=== What you have to do ===
Every line of the entries below that mentions "bold" is to be copied out.

=== Data shown ===

------------------------------------------------

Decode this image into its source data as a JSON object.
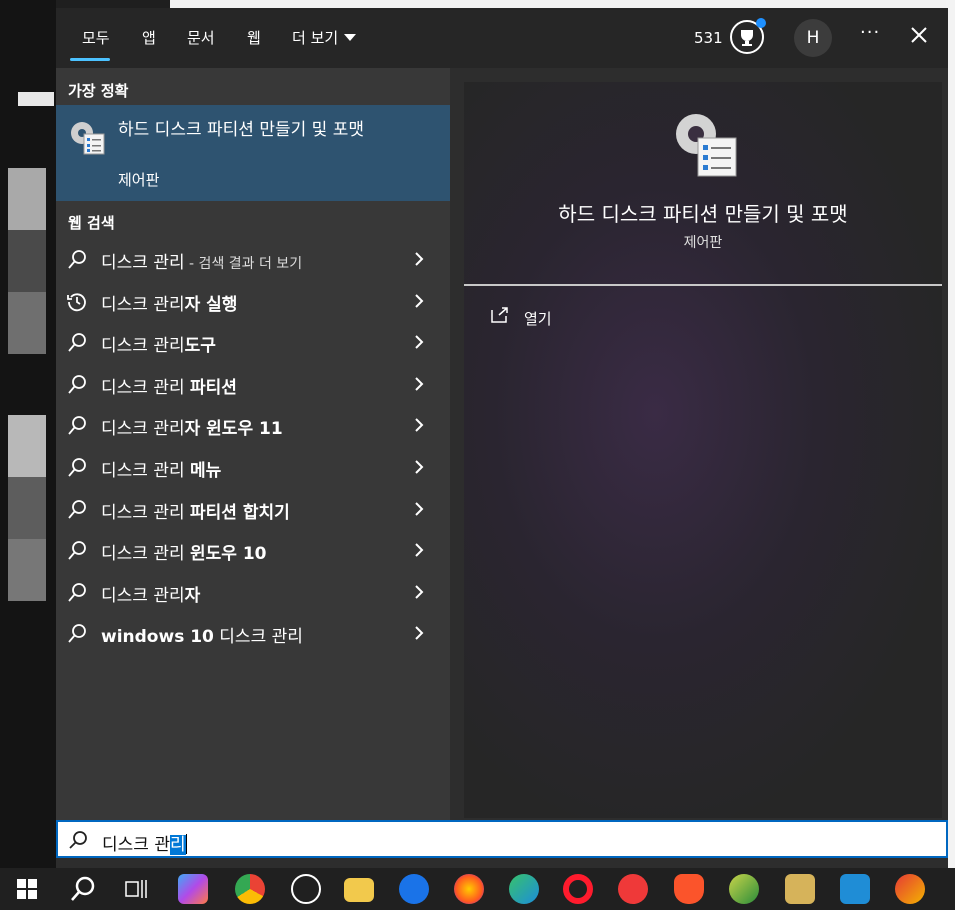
{
  "window": {
    "tabs": [
      "모두",
      "앱",
      "문서",
      "웹",
      "더 보기"
    ],
    "points": "531",
    "avatar_initial": "H",
    "more_label": "···"
  },
  "left": {
    "best_match_heading": "가장 정확",
    "best_match": {
      "title": "하드 디스크 파티션 만들기 및 포맷",
      "subtitle": "제어판",
      "icon": "disk-settings-icon"
    },
    "web_heading": "웹 검색",
    "web_results": [
      {
        "prefix": "디스크 관리",
        "bold": "",
        "suffix": " - 검색 결과 더 보기",
        "icon": "search-icon"
      },
      {
        "prefix": "디스크 관리",
        "bold": "자 실행",
        "suffix": "",
        "icon": "history-icon"
      },
      {
        "prefix": "디스크 관리",
        "bold": "도구",
        "suffix": "",
        "icon": "search-icon"
      },
      {
        "prefix": "디스크 관리 ",
        "bold": "파티션",
        "suffix": "",
        "icon": "search-icon"
      },
      {
        "prefix": "디스크 관리",
        "bold": "자 윈도우 11",
        "suffix": "",
        "icon": "search-icon"
      },
      {
        "prefix": "디스크 관리 ",
        "bold": "메뉴",
        "suffix": "",
        "icon": "search-icon"
      },
      {
        "prefix": "디스크 관리 ",
        "bold": "파티션 합치기",
        "suffix": "",
        "icon": "search-icon"
      },
      {
        "prefix": "디스크 관리 ",
        "bold": "윈도우 10",
        "suffix": "",
        "icon": "search-icon"
      },
      {
        "prefix": "디스크 관리",
        "bold": "자",
        "suffix": "",
        "icon": "search-icon"
      },
      {
        "prefix": "",
        "bold": "windows 10",
        "suffix": " 디스크 관리",
        "icon": "search-icon"
      }
    ]
  },
  "preview": {
    "title": "하드 디스크 파티션 만들기 및 포맷",
    "subtitle": "제어판",
    "open_label": "열기"
  },
  "search": {
    "value_plain": "디스크 관",
    "value_selected": "리"
  },
  "colors": {
    "accent": "#4cc2ff",
    "selection": "#2e5370",
    "focus_border": "#0067c0"
  },
  "taskbar": {
    "items": [
      "start-icon",
      "search-icon",
      "task-view-icon",
      "copilot-icon",
      "chrome-icon",
      "chatgpt-icon",
      "file-explorer-icon",
      "thunderbird-icon",
      "firefox-icon",
      "edge-icon",
      "opera-icon",
      "vivaldi-icon",
      "brave-icon",
      "app-icon",
      "notes-icon",
      "snagit-icon",
      "ccleaner-icon"
    ]
  }
}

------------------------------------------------

=== Solution to this task ===
        "bold": "",
        "bold": "자 실행",
        "bold": "도구",
        "bold": "파티션",
        "bold": "자 윈도우 11",
        "bold": "메뉴",
        "bold": "파티션 합치기",
        "bold": "윈도우 10",
        "bold": "자",
        "bold": "windows 10",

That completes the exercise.